Lawyers are to examine contracts the OFT did not

The fallout from the Office of Fair Trading probe into bid rigging is escalating after a leading lawyer revealed he has been asked by clients to examine possible abuses of competition law by contractors who were not named in the inquiry.

David Greene, head of litigation at Edwin Coe, and the lawyer behind the Northern Rock and Railtrack shareholder action cases, has been contacted by a number of councils and housing associations that want to claim compensation from contractors for inflated pricing in the light of the OFT investigation.

It was initially assumed lawyers would only look at the 112 firms and 240 infringements named in the OFT probe. But Greene said: “The question is whether the OFT findings represent the tip of the iceberg. We are examining other tenders at the moment, a wider field than the OFT’s work.

“There is also the issue of parties not identified by the OFT. We’re talking about potentially huge figures that are subject to anti-competitive practice.”

Greene said he would look at follow-up actions to the OFT decisions, which will be announced next year. He said: “This introduces liability and that in turn opens up the question of whether the OFT’s findings are replicated in any other contracts. The OFT itself said ‘it is not safe to assume that the addressees of the statement of objection are the only companies that may have engaged in cover pricing’.”

Greene added that because of the continuing relationships between contractors and clients he hoped claims would be settled without litigation.

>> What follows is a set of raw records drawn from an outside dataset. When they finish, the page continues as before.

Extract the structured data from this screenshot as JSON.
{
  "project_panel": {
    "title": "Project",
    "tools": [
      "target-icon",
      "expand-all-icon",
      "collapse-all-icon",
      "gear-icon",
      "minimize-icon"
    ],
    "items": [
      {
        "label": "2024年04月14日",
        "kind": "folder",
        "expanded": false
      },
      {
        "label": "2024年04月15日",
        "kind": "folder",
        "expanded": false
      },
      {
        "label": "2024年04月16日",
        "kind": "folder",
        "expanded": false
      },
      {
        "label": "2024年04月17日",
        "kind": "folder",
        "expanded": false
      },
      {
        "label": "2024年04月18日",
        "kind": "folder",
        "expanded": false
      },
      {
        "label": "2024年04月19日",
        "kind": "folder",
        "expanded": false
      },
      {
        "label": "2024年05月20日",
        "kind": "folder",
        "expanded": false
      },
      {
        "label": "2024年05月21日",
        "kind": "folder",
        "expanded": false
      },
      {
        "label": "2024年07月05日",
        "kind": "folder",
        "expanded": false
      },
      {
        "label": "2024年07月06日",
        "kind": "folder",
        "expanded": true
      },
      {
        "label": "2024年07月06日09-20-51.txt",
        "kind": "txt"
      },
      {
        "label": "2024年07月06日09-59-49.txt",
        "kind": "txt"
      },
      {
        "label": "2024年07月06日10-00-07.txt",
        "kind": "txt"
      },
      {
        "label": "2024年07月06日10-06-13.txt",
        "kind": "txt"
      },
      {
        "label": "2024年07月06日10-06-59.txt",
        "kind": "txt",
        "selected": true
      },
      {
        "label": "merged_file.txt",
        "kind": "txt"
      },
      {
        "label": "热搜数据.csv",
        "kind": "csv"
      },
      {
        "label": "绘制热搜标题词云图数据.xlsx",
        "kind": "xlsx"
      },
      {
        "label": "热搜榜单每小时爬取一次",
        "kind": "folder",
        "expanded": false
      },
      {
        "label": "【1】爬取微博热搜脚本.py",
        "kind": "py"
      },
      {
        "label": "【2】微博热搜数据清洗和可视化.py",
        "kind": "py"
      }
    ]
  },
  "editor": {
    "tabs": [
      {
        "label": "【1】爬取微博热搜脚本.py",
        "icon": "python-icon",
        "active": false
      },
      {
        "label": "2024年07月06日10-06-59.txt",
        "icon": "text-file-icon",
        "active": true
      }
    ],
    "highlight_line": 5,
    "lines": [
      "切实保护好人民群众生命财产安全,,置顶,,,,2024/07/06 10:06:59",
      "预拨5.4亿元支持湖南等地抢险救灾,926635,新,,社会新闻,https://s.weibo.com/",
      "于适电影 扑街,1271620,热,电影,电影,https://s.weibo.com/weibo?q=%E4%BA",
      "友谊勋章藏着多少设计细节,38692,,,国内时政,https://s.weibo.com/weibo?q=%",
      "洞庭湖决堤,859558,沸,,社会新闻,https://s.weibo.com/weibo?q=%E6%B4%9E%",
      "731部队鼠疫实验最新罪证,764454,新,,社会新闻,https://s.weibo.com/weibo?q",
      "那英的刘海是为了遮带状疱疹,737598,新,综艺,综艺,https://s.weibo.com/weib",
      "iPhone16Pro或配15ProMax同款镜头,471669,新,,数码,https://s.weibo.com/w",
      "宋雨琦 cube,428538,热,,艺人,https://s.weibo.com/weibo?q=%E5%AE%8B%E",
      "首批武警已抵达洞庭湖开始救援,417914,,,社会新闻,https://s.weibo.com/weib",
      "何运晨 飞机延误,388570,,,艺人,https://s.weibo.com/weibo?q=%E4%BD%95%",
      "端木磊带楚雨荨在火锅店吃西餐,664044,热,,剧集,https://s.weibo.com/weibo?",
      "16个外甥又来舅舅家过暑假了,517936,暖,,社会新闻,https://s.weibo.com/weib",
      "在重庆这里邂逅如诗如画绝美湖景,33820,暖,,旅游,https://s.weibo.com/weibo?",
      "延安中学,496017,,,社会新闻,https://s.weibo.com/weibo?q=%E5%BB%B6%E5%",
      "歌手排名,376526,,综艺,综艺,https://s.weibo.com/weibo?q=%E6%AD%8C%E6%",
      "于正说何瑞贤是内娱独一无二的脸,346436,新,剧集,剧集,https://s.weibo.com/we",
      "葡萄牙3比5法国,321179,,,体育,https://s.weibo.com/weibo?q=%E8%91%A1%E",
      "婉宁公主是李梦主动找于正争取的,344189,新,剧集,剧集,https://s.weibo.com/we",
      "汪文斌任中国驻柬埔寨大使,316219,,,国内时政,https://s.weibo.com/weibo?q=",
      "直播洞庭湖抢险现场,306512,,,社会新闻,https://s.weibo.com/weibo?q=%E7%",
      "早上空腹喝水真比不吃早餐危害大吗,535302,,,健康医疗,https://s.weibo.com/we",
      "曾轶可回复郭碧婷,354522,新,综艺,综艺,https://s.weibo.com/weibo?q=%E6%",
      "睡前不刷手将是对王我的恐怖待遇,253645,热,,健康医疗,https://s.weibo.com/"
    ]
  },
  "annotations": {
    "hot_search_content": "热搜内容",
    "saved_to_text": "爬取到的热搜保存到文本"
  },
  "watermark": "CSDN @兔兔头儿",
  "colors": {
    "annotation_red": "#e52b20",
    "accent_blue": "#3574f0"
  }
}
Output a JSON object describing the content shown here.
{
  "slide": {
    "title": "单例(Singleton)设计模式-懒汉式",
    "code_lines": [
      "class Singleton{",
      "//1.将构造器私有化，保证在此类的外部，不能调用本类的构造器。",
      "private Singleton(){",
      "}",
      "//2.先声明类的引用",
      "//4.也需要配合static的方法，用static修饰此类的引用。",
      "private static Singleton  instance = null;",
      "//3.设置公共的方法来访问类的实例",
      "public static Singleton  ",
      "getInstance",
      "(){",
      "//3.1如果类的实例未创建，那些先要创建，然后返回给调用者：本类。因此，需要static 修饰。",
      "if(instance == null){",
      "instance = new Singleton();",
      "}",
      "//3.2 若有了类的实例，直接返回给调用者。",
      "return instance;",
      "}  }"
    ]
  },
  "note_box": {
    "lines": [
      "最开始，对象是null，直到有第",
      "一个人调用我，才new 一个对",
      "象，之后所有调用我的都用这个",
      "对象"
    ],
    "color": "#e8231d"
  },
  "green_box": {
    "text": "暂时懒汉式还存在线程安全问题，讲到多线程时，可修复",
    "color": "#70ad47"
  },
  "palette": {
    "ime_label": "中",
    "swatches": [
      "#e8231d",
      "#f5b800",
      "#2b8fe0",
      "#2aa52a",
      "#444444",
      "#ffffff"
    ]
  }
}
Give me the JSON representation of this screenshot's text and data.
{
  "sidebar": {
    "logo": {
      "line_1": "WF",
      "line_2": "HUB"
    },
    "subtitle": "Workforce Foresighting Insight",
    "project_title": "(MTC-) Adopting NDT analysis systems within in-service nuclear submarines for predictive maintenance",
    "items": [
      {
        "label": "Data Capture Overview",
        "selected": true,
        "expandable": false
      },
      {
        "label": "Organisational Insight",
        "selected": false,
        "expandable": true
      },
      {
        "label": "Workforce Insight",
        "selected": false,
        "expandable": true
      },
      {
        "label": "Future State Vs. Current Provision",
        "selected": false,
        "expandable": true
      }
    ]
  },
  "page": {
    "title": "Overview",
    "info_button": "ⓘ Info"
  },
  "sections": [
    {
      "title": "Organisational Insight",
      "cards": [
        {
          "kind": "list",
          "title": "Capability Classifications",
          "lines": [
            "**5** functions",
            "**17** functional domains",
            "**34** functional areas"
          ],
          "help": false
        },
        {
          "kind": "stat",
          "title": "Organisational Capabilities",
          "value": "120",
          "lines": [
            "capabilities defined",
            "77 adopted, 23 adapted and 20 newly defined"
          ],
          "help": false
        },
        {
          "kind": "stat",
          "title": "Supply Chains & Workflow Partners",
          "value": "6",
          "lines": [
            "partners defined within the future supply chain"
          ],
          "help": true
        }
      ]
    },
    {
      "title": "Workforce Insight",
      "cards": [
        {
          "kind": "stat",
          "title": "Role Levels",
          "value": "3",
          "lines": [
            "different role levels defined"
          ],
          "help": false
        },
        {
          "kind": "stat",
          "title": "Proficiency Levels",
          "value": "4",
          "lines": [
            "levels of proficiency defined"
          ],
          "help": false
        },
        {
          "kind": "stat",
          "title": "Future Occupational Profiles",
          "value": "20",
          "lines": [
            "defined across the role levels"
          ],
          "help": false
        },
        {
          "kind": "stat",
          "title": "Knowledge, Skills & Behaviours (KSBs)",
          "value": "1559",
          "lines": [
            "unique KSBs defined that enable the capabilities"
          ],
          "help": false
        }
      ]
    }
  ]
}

After the OFT makes its decision, the focus will turn to the Competition Appeals Tribunal, but a follow-up to contracts not covered by the OFT would go to the High Court.

Scott Campbell, an associate with US law firm Cohen, Milstein, Hausfeld & Toll, which is offering to act for clients that may want to sue, said he was set to speak to a number of private sector clients.

Meanwhile, the Construction Confederation has written to non-executive directors of the OFT to ask them to give evidence for the claim that public sector contracts have been inflated by up to 10% by cover pricing.